◆ Required work ◆
All that is needed is a count of the lines in this data that contain the word "JSON".

===== Given records =====

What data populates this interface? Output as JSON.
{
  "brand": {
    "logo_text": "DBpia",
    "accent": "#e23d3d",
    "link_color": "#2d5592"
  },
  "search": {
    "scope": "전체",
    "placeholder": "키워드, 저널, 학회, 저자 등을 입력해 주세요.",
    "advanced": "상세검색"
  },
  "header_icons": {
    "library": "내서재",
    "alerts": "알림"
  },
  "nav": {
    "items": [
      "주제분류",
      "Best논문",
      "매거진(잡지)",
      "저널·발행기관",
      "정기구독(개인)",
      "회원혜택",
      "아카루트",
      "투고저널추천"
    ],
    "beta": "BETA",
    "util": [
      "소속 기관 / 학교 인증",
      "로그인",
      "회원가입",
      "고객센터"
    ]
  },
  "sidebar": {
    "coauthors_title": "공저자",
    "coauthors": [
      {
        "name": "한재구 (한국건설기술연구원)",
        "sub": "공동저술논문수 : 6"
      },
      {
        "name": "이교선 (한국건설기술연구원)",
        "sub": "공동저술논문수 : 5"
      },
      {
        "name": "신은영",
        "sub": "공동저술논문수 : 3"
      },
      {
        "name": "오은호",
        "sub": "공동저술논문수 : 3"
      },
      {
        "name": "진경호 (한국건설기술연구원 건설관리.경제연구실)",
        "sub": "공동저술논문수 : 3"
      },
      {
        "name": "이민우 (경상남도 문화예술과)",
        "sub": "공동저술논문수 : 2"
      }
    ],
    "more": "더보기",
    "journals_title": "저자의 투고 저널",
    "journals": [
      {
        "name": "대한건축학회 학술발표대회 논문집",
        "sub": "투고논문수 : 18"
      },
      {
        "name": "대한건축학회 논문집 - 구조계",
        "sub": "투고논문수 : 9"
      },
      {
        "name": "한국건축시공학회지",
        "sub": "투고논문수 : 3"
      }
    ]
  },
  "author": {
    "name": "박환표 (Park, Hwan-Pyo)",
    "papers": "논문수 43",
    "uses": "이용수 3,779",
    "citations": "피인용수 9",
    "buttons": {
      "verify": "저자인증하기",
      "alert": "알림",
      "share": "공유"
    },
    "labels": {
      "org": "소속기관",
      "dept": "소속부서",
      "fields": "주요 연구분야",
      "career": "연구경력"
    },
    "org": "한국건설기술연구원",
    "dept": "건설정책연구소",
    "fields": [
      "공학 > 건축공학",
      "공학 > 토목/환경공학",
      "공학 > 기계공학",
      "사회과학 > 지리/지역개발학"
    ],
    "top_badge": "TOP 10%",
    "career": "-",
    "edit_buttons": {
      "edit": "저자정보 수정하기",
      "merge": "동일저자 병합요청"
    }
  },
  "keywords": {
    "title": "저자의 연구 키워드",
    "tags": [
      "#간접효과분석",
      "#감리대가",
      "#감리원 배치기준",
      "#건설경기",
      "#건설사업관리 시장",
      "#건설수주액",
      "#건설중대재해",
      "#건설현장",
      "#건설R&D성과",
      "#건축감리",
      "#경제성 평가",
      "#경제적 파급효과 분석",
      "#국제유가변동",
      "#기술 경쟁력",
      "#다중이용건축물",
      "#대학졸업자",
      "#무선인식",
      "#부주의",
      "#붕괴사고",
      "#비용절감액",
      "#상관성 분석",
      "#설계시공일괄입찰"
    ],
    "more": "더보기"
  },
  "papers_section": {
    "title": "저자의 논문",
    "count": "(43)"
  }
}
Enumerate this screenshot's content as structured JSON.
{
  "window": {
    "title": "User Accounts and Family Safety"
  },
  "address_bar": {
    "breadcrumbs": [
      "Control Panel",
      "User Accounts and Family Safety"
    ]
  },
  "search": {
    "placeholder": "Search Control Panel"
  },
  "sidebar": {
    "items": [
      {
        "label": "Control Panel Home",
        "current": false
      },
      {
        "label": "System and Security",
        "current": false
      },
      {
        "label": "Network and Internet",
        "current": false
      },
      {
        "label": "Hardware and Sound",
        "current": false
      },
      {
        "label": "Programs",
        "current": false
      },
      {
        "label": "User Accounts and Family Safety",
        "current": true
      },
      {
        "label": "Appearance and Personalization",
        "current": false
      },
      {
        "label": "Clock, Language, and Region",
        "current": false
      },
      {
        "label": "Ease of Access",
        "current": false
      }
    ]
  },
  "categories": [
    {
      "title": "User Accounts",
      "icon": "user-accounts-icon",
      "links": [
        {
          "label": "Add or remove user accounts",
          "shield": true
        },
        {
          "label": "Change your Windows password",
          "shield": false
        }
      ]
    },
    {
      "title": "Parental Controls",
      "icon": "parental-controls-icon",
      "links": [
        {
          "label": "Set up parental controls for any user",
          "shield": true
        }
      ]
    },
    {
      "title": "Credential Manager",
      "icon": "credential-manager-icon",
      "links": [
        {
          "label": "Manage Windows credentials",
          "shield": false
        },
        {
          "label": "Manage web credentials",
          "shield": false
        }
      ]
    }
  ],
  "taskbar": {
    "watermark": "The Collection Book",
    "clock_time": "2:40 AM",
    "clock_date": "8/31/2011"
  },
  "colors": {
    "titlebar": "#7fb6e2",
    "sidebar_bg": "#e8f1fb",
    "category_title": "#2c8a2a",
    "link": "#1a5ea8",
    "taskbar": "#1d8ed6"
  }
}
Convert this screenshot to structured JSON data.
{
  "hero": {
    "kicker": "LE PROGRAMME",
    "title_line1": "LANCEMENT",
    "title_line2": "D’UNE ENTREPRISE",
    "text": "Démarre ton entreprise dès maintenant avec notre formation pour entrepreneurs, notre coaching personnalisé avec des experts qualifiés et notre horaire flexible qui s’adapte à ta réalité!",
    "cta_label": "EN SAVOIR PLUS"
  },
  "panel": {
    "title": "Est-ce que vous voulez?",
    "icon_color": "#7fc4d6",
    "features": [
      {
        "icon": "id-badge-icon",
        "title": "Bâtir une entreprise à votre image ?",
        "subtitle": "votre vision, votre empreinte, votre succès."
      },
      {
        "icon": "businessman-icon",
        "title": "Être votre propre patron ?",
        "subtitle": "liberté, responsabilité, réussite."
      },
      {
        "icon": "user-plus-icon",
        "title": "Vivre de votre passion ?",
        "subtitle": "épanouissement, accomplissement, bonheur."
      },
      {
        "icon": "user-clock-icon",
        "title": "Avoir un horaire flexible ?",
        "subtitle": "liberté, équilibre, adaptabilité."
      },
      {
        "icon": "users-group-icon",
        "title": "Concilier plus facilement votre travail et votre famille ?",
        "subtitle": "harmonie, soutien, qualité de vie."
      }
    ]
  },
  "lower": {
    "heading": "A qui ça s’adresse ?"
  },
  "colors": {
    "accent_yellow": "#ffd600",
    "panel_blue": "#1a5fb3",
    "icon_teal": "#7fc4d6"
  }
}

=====

◆ Worked solution ◆
3